◆ What to produce ◆
Present an exact copy of each line below.

(Extracted records)
--
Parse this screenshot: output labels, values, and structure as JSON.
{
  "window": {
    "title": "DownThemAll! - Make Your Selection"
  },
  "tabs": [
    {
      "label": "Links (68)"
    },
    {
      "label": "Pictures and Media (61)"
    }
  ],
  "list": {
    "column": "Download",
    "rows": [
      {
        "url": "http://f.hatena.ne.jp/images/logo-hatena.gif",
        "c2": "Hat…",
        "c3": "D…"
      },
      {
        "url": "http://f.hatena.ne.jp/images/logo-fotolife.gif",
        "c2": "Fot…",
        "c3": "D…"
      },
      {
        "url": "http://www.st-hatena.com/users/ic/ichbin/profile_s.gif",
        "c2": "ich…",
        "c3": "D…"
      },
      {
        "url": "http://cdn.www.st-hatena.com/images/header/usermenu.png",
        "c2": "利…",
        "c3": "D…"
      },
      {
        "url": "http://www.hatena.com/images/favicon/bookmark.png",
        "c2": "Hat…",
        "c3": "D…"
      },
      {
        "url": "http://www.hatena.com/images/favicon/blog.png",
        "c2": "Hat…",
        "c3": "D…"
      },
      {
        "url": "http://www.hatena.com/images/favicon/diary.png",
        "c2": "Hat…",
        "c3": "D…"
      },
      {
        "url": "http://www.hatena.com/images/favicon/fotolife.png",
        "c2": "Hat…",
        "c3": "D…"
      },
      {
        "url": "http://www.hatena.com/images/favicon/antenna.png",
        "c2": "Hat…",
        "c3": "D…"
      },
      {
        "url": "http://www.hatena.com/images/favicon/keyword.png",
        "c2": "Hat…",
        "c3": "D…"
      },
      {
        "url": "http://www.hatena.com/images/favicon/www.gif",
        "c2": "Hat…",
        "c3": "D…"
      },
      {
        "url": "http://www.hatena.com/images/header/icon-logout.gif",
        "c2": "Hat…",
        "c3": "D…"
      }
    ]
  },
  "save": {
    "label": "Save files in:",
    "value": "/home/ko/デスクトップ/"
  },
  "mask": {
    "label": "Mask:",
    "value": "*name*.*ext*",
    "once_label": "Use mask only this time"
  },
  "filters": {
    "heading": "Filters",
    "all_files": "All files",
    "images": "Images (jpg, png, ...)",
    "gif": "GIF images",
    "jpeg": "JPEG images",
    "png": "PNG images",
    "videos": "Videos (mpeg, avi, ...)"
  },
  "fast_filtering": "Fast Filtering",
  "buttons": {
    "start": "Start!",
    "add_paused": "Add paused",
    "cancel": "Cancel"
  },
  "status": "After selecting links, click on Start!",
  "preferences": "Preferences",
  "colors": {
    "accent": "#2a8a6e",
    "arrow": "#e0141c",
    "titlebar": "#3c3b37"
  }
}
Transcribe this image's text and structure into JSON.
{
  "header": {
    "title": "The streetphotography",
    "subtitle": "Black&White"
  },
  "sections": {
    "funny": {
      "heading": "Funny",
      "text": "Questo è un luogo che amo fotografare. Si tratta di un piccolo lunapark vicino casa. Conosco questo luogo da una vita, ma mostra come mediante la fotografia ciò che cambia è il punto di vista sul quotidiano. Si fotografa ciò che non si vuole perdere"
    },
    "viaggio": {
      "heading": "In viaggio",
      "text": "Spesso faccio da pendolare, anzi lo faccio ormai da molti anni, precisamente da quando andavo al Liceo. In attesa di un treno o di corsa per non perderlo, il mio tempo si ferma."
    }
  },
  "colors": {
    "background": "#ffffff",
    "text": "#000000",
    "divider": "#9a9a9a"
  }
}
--
◆ Final answer ◆
Parse this screenshot: output labels, values, and structure as JSON.
{
  "window": {
    "title": "DownThemAll! - Make Your Selection"
  },
  "tabs": [
    {
      "label": "Links (68)"
    },
    {
      "label": "Pictures and Media (61)"
    }
  ],
  "list": {
    "column": "Download",
    "rows": [
      {
        "url": "http://f.hatena.ne.jp/images/logo-hatena.gif",
        "c2": "Hat…",
        "c3": "D…"
      },
      {
        "url": "http://f.hatena.ne.jp/images/logo-fotolife.gif",
        "c2": "Fot…",
        "c3": "D…"
      },
      {
        "url": "http://www.st-hatena.com/users/ic/ichbin/profile_s.gif",
        "c2": "ich…",
        "c3": "D…"
      },
      {
        "url": "http://cdn.www.st-hatena.com/images/header/usermenu.png",
        "c2": "利…",
        "c3": "D…"
      },
      {
        "url": "http://www.hatena.com/images/favicon/bookmark.png",
        "c2": "Hat…",
        "c3": "D…"
      },
      {
        "url": "http://www.hatena.com/images/favicon/blog.png",
        "c2": "Hat…",
        "c3": "D…"
      },
      {
        "url": "http://www.hatena.com/images/favicon/diary.png",
        "c2": "Hat…",
        "c3": "D…"
      },
      {
        "url": "http://www.hatena.com/images/favicon/fotolife.png",
        "c2": "Hat…",
        "c3": "D…"
      },
      {
        "url": "http://www.hatena.com/images/favicon/antenna.png",
        "c2": "Hat…",
        "c3": "D…"
      },
      {
        "url": "http://www.hatena.com/images/favicon/keyword.png",
        "c2": "Hat…",
        "c3": "D…"
      },
      {
        "url": "http://www.hatena.com/images/favicon/www.gif",
        "c2": "Hat…",
        "c3": "D…"
      },
      {
        "url": "http://www.hatena.com/images/header/icon-logout.gif",
        "c2": "Hat…",
        "c3": "D…"
      }
    ]
  },
  "save": {
    "label": "Save files in:",
    "value": "/home/ko/デスクトップ/"
  },
  "mask": {
    "label": "Mask:",
    "value": "*name*.*ext*",
    "once_label": "Use mask only this time"
  },
  "filters": {
    "heading": "Filters",
    "all_files": "All files",
    "images": "Images (jpg, png, ...)",
    "gif": "GIF images",
    "jpeg": "JPEG images",
    "png": "PNG images",
    "videos": "Videos (mpeg, avi, ...)"
  },
  "fast_filtering": "Fast Filtering",
  "buttons": {
    "start": "Start!",
    "add_paused": "Add paused",
    "cancel": "Cancel"
  },
  "status": "After selecting links, click on Start!",
  "preferences": "Preferences",
  "colors": {
    "accent": "#2a8a6e",
    "arrow": "#e0141c",
    "titlebar": "#3c3b37"
  }
}
Transcribe this image's text and structure into JSON.
{
  "header": {
    "title": "The streetphotography",
    "subtitle": "Black&White"
  },
  "sections": {
    "funny": {
      "heading": "Funny",
      "text": "Questo è un luogo che amo fotografare. Si tratta di un piccolo lunapark vicino casa. Conosco questo luogo da una vita, ma mostra come mediante la fotografia ciò che cambia è il punto di vista sul quotidiano. Si fotografa ciò che non si vuole perdere"
    },
    "viaggio": {
      "heading": "In viaggio",
      "text": "Spesso faccio da pendolare, anzi lo faccio ormai da molti anni, precisamente da quando andavo al Liceo. In attesa di un treno o di corsa per non perderlo, il mio tempo si ferma."
    }
  },
  "colors": {
    "background": "#ffffff",
    "text": "#000000",
    "divider": "#9a9a9a"
  }
}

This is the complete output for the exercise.